The service settings page is where we configure the running version of your web application. We will set an environment variable that will contain the name of the secret in AWS Secrets Manager. We will also modify the networking configuration to use the VPC Connector to allow access to the database in the private subnet.

  • Enter a Service name,g., apprunner-demo.
  • Click Add environment variable.
  • Select Secrets Manager as the source. Enter MYSQL_SECRET as the environment variable name. Enter the value of DBSecret that was included in CloudFormation outputs.
  • Add another environment variable. But this time, select SSM Parameter Store as the source. The environment variable name is HOTEL_NAME. Enter the value of HotelName as shown in CloudFormation outputs.

The environment variable names are defined in the application source code. MYSQL_SECRET is retrieved in rds.js and HOTEL_NAME in config.js.

Expand the Security section and select the AppRunnerHotelAppRole from the dropdown.

In the Networking section, select Custom VPC. From the VPC Connector dropdown, select AppRunnerHotelApp-RDS-Connector. The UI will display details such as the VPC, subnets, and security groups associated with this connector.

Expand the Observability section and enable Tracing with AWS X-Ray.

Then click Next and review the setup. If everything looks good, scroll down and click the Create & deploy button.

On the service dashboard page, in the Service overview section, monitor the service status. The service is live and ready to process requests when the status turns to Running.

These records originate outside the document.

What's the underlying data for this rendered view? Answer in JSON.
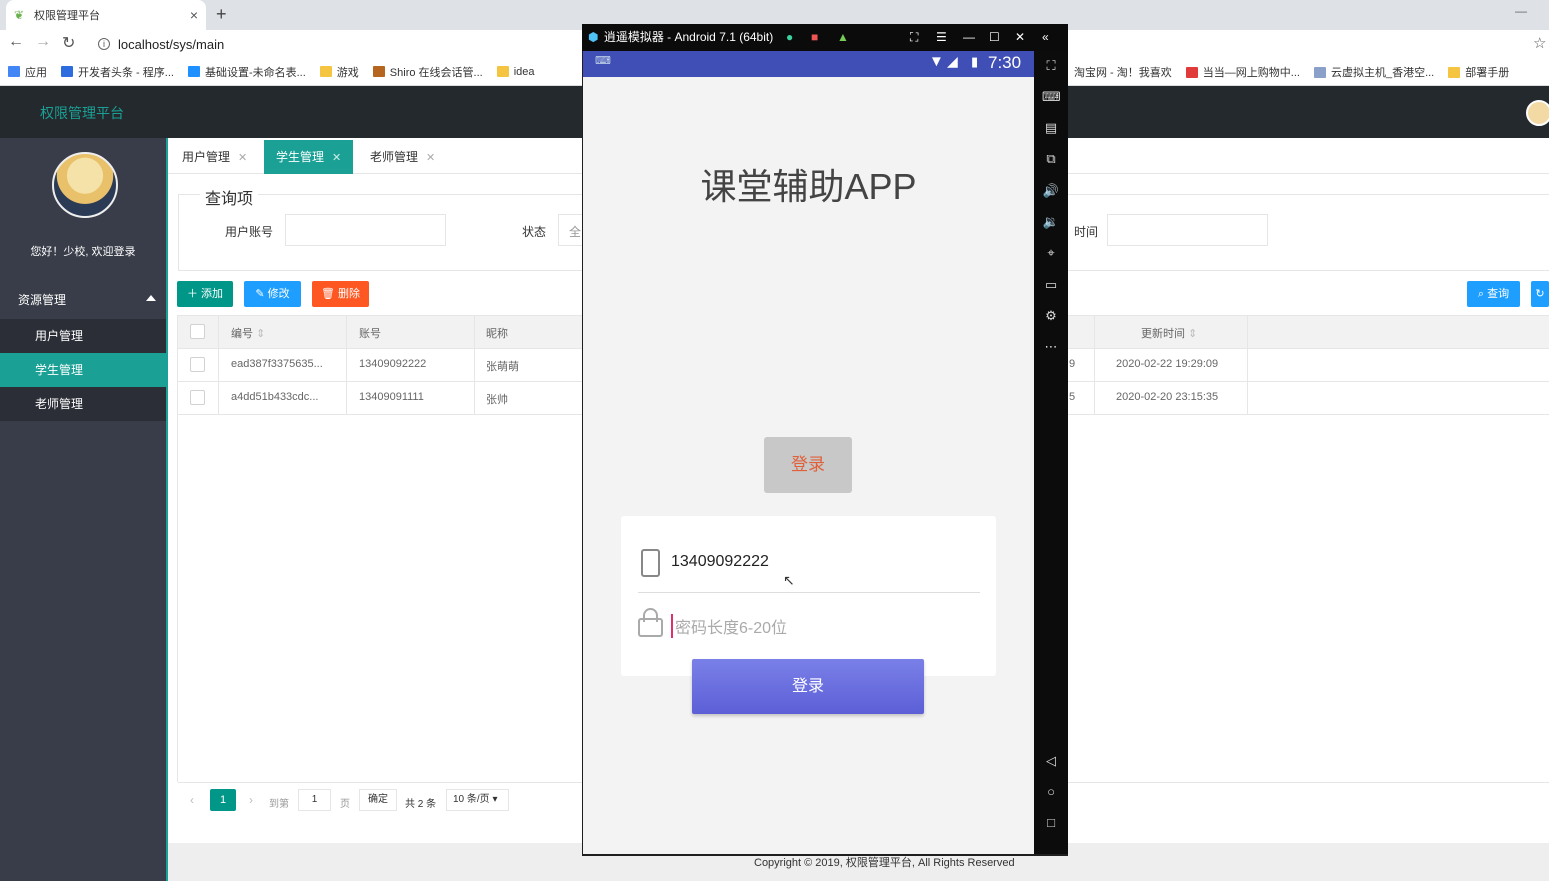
{
  "browser": {
    "tab_title": "权限管理平台",
    "url": "localhost/sys/main",
    "bookmarks": [
      "应用",
      "开发者头条 - 程序...",
      "基础设置-未命名表...",
      "游戏",
      "Shiro 在线会话管...",
      "idea",
      "淘宝网 - 淘！我喜欢",
      "当当—网上购物中...",
      "云虚拟主机_香港空...",
      "部署手册"
    ]
  },
  "app": {
    "title": "权限管理平台",
    "welcome": "您好！少校, 欢迎登录",
    "menu_group": "资源管理",
    "menu_items": [
      "用户管理",
      "学生管理",
      "老师管理"
    ],
    "tabs": [
      "用户管理",
      "学生管理",
      "老师管理"
    ],
    "query": {
      "legend": "查询项",
      "account_label": "用户账号",
      "status_label": "状态",
      "status_value": "全",
      "time_label": "时间"
    },
    "buttons": {
      "add": "添加",
      "edit": "修改",
      "delete": "删除",
      "search": "查询"
    },
    "table": {
      "headers": [
        "编号",
        "账号",
        "昵称",
        "更新时间"
      ],
      "rows": [
        {
          "id": "ead387f3375635...",
          "account": "13409092222",
          "nickname": "张萌萌",
          "hidden": "9",
          "updated": "2020-02-22 19:29:09"
        },
        {
          "id": "a4dd51b433cdc...",
          "account": "13409091111",
          "nickname": "张帅",
          "hidden": "5",
          "updated": "2020-02-20 23:15:35"
        }
      ]
    },
    "pager": {
      "current": "1",
      "goto": "到第",
      "page_input": "1",
      "page_suffix": "页",
      "confirm": "确定",
      "total": "共 2 条",
      "size": "10 条/页"
    },
    "footer": "Copyright © 2019, 权限管理平台, All Rights Reserved"
  },
  "emulator": {
    "title": "逍遥模拟器 - Android 7.1 (64bit)",
    "time": "7:30",
    "app_title": "课堂辅助APP",
    "gray_button": "登录",
    "phone_value": "13409092222",
    "password_placeholder": "密码长度6-20位",
    "login_button": "登录"
  }
}
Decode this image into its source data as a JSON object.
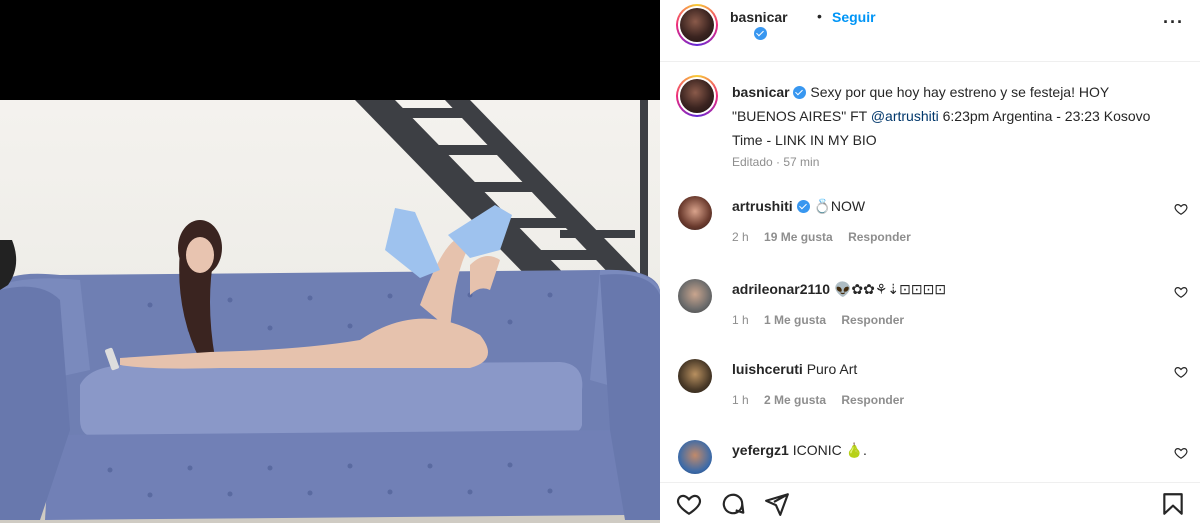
{
  "header": {
    "username": "basnicar",
    "separator": "•",
    "follow_label": "Seguir",
    "more_label": "···"
  },
  "caption": {
    "username": "basnicar",
    "text_before_mention": "Sexy por que hoy hay estreno y se festeja! HOY \"BUENOS AIRES\" FT ",
    "mention": "@artrushiti",
    "text_after_mention": " 6:23pm Argentina - 23:23 Kosovo Time - LINK IN MY BIO",
    "meta": "Editado · 57 min"
  },
  "comments": [
    {
      "username": "artrushiti",
      "verified": true,
      "text": "💍NOW",
      "time": "2 h",
      "likes": "19 Me gusta",
      "reply": "Responder"
    },
    {
      "username": "adrileonar2110",
      "verified": false,
      "text": "👽✿✿⚘⇣⊡⊡⊡⊡",
      "time": "1 h",
      "likes": "1 Me gusta",
      "reply": "Responder"
    },
    {
      "username": "luishceruti",
      "verified": false,
      "text": "Puro Art",
      "time": "1 h",
      "likes": "2 Me gusta",
      "reply": "Responder"
    },
    {
      "username": "yefergz1",
      "verified": false,
      "text": "ICONIC 🍐.",
      "time": "",
      "likes": "",
      "reply": ""
    }
  ],
  "colors": {
    "accent": "#0095f6",
    "sofa": "#6f7fb3",
    "verified": "#3897f0",
    "mention": "#00376b",
    "meta": "#8e8e8e"
  },
  "icons": [
    "heart-icon",
    "comment-icon",
    "share-icon",
    "save-icon",
    "verified-icon",
    "more-icon"
  ]
}
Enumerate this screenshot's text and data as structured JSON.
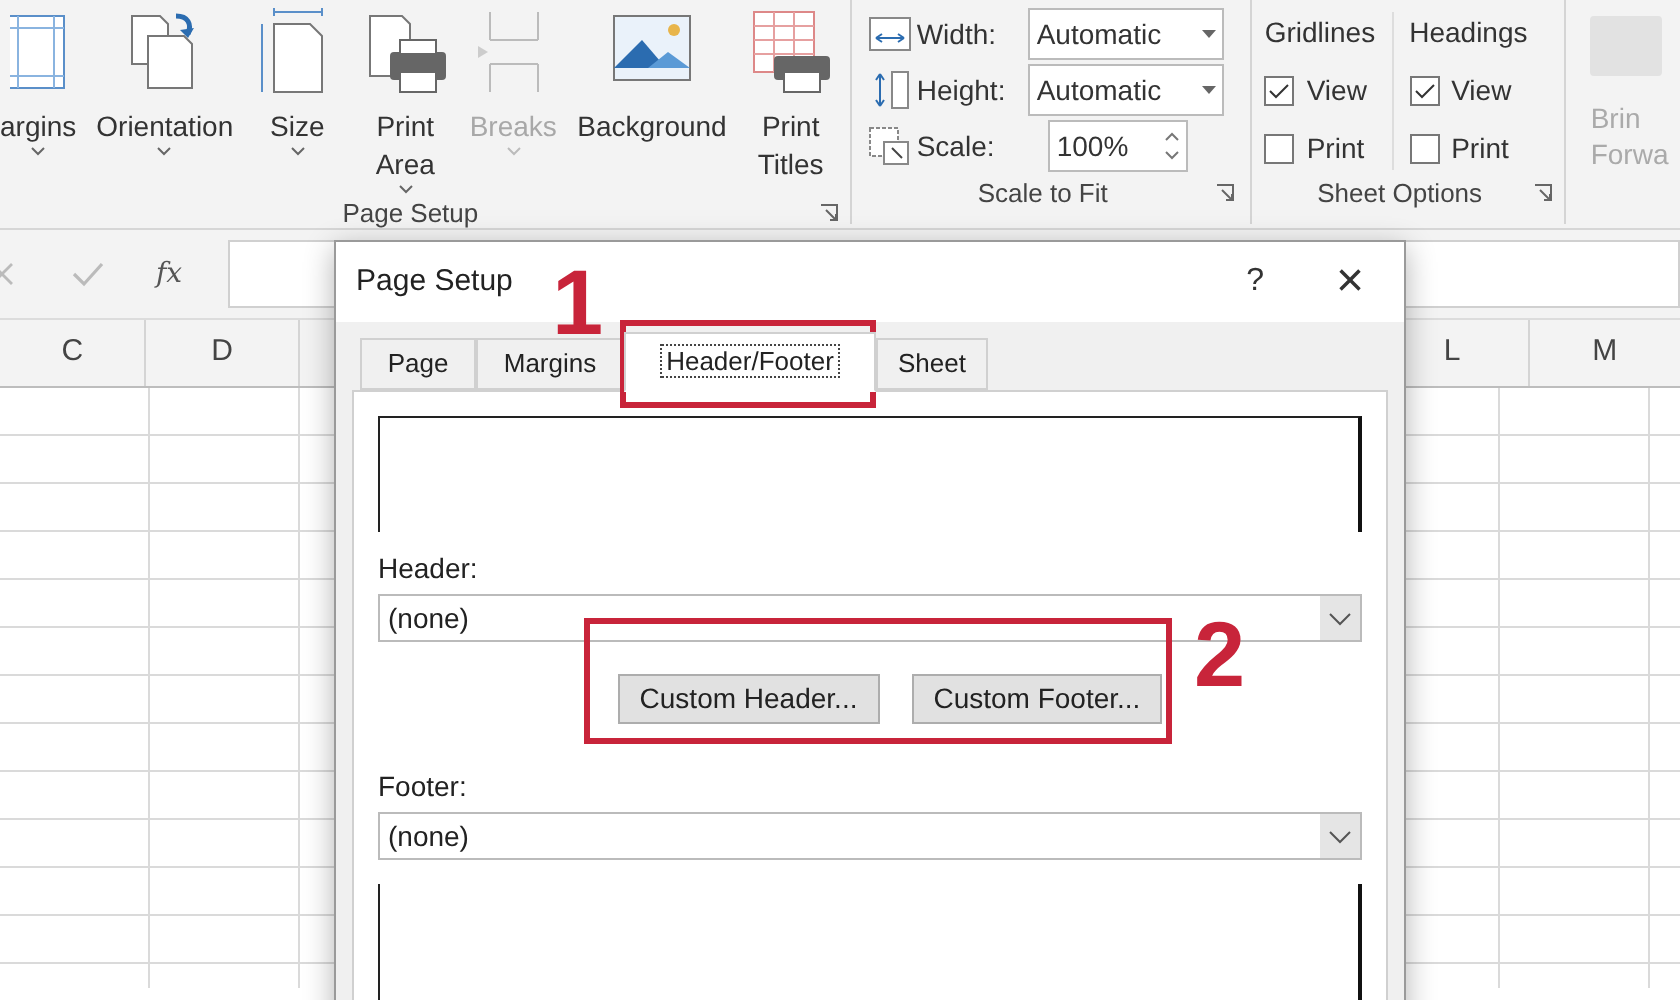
{
  "ribbon": {
    "groups": [
      {
        "kind": "buttons",
        "label": "Page Setup",
        "items": [
          {
            "label": "argins",
            "disabled": false,
            "dropdown": true
          },
          {
            "label": "Orientation",
            "disabled": false,
            "dropdown": true
          },
          {
            "label": "Size",
            "disabled": false,
            "dropdown": true
          },
          {
            "label": "Print Area",
            "disabled": false,
            "dropdown": true
          },
          {
            "label": "Breaks",
            "disabled": true,
            "dropdown": true
          },
          {
            "label": "Background",
            "disabled": false,
            "dropdown": false
          },
          {
            "label": "Print Titles",
            "disabled": false,
            "dropdown": false
          }
        ]
      },
      {
        "kind": "scale",
        "label": "Scale to Fit",
        "rows": [
          {
            "label": "Width:",
            "value": "Automatic",
            "kind": "dropdown"
          },
          {
            "label": "Height:",
            "value": "Automatic",
            "kind": "dropdown"
          },
          {
            "label": "Scale:",
            "value": "100%",
            "kind": "spinner"
          }
        ]
      },
      {
        "kind": "sheet",
        "label": "Sheet Options",
        "columns": [
          {
            "title": "Gridlines",
            "options": [
              {
                "label": "View",
                "checked": true
              },
              {
                "label": "Print",
                "checked": false
              }
            ]
          },
          {
            "title": "Headings",
            "options": [
              {
                "label": "View",
                "checked": true
              },
              {
                "label": "Print",
                "checked": false
              }
            ]
          }
        ]
      },
      {
        "kind": "cut",
        "lines": [
          "Brin",
          "Forwa"
        ]
      }
    ]
  },
  "formula_bar": {
    "fx": "fx"
  },
  "columns_left": [
    "C",
    "D"
  ],
  "columns_right": [
    "L",
    "M"
  ],
  "dialog": {
    "title": "Page Setup",
    "help": "?",
    "close": "×",
    "tabs": [
      {
        "label": "Page",
        "selected": false
      },
      {
        "label": "Margins",
        "selected": false
      },
      {
        "label": "Header/Footer",
        "selected": true
      },
      {
        "label": "Sheet",
        "selected": false
      }
    ],
    "header_label": "Header:",
    "header_value": "(none)",
    "buttons": [
      "Custom Header...",
      "Custom Footer..."
    ],
    "footer_label": "Footer:",
    "footer_value": "(none)"
  },
  "annotations": [
    {
      "number": "1"
    },
    {
      "number": "2"
    }
  ]
}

Click on the Default Domain URL to open the web application in a new tab. You’ll see the AWS App Runner Hotel application.

Navigate to “/params” path. It is a page that lists the configuration parameters and secrets the application read from environment variables.

The application is successfully able to read parameters and secrets. If application configuration or database secrets change, you can trigger a redeployment (or pause and resume it). Whenever the application starts, it gets the latest data as stored in the Parameter Store or Secrets Manager.

Clean up

Follow these steps to clean up the resources we provisioned.

  1. Go to the App Runner service. Click on Actions and then
  2. Go to CloudFormation and select the stack we deployed earlier, apprunner-demo. Click Delete.


In this blog post, we walked you through the process of securely deploying a web application using App Runner using AWS Secrets Manager to manage Amazon RDS credentials. We provided a CloudFormation template to provision all the underlying resources.

You can now use App Runner to simplify and accelerate the deployment of your containerized web applications and APIs with security best practices in place.

Re Alvarez-Parmar

Re Alvarez-Parmar

In his role as Containers Specialist Solutions Architect at Amazon Web Services, Re advises engineering teams with modernizing and building distributed services in the cloud. Prior to joining AWS, he spent more than 15 years as Enterprise and Software Architect. He is based out of Seattle. Connect on LinkedIn at:

Niall Thomson

Niall Thomson

Niall is a Principal Specialist Solutions Architect, Containers, at AWS where he helps customers who are building modern application platforms on AWS container services.

Srijit Mitra

Srijit Mitra

Srijit is a Principal Solutions Architect at Amazon Web Services. He primarily focuses on Startups across their life cycle from early-stage founders in their first accelerator to unicorns who will become the next household name.